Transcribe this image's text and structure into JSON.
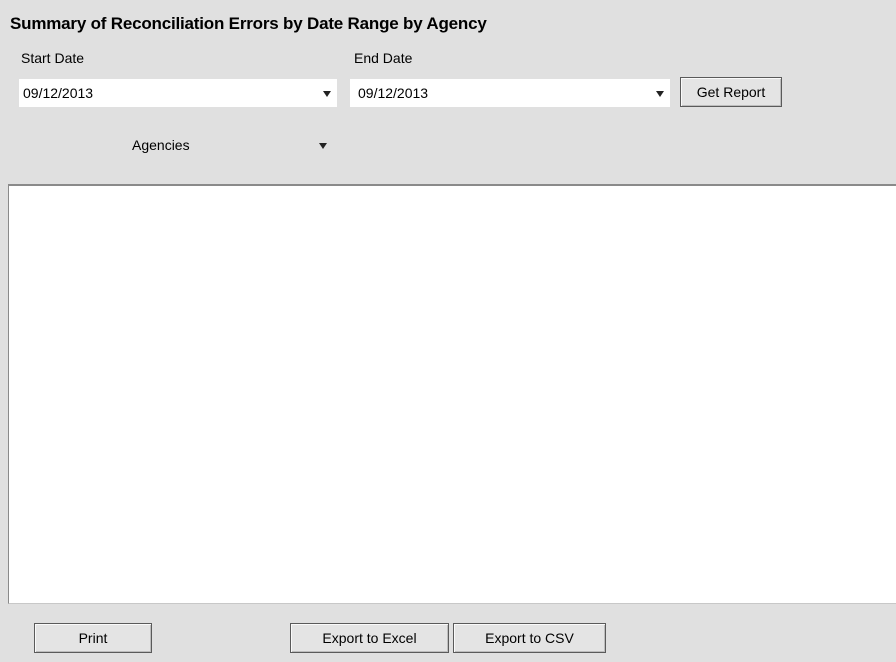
{
  "title": "Summary of Reconciliation Errors by Date Range by Agency",
  "filters": {
    "start_date_label": "Start Date",
    "start_date_value": "09/12/2013",
    "end_date_label": "End Date",
    "end_date_value": "09/12/2013",
    "agencies_label": "Agencies"
  },
  "buttons": {
    "get_report": "Get Report",
    "print": "Print",
    "export_excel": "Export to Excel",
    "export_csv": "Export to CSV"
  },
  "icons": {
    "dropdown": "chevron-down-icon"
  }
}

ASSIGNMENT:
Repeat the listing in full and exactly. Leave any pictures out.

RESULT FOR THIS EXERCISE:
Transcribe this image's text and structure into JSON.
{
  "title": "Summary of Reconciliation Errors by Date Range by Agency",
  "filters": {
    "start_date_label": "Start Date",
    "start_date_value": "09/12/2013",
    "end_date_label": "End Date",
    "end_date_value": "09/12/2013",
    "agencies_label": "Agencies"
  },
  "buttons": {
    "get_report": "Get Report",
    "print": "Print",
    "export_excel": "Export to Excel",
    "export_csv": "Export to CSV"
  },
  "icons": {
    "dropdown": "chevron-down-icon"
  }
}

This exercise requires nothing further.